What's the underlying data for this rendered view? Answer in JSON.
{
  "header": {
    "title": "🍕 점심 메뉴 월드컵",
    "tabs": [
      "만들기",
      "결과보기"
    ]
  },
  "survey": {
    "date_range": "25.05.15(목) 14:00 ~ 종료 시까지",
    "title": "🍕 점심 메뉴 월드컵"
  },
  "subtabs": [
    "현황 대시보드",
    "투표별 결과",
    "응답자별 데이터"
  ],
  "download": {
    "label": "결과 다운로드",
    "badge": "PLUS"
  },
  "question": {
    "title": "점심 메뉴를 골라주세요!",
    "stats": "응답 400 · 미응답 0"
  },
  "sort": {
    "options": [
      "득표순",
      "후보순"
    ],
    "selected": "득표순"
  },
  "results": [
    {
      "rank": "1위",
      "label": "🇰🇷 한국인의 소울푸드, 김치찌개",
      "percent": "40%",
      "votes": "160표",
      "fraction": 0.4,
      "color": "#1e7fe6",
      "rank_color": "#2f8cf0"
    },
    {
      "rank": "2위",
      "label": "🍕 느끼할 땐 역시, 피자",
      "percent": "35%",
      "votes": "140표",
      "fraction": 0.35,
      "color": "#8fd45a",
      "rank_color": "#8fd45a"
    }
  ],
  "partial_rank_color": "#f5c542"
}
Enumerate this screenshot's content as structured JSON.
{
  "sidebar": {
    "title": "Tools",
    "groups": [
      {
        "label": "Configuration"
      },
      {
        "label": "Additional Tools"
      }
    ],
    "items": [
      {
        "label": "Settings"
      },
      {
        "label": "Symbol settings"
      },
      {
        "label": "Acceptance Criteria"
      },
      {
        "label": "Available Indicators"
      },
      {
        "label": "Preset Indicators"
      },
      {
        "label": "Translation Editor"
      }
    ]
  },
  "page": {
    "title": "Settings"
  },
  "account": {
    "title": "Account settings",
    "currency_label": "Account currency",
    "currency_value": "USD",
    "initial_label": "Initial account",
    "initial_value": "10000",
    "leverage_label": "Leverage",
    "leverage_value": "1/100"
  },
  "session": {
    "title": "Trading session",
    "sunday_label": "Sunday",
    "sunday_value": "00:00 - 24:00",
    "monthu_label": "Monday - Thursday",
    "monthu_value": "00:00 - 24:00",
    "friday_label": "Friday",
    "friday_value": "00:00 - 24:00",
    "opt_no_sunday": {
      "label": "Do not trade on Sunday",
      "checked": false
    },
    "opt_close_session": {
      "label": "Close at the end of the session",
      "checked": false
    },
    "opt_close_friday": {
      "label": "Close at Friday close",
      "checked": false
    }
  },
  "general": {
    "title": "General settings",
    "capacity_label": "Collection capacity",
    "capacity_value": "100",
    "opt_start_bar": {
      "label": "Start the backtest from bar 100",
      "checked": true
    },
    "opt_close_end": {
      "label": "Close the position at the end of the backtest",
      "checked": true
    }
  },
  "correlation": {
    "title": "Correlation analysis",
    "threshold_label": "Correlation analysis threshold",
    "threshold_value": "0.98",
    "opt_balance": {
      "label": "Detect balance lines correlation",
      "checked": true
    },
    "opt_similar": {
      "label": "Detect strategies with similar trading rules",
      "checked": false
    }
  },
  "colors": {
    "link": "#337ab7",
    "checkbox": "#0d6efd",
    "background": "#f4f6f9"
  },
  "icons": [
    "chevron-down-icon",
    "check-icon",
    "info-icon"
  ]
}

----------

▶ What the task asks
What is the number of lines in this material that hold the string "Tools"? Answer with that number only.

▶ Your response
2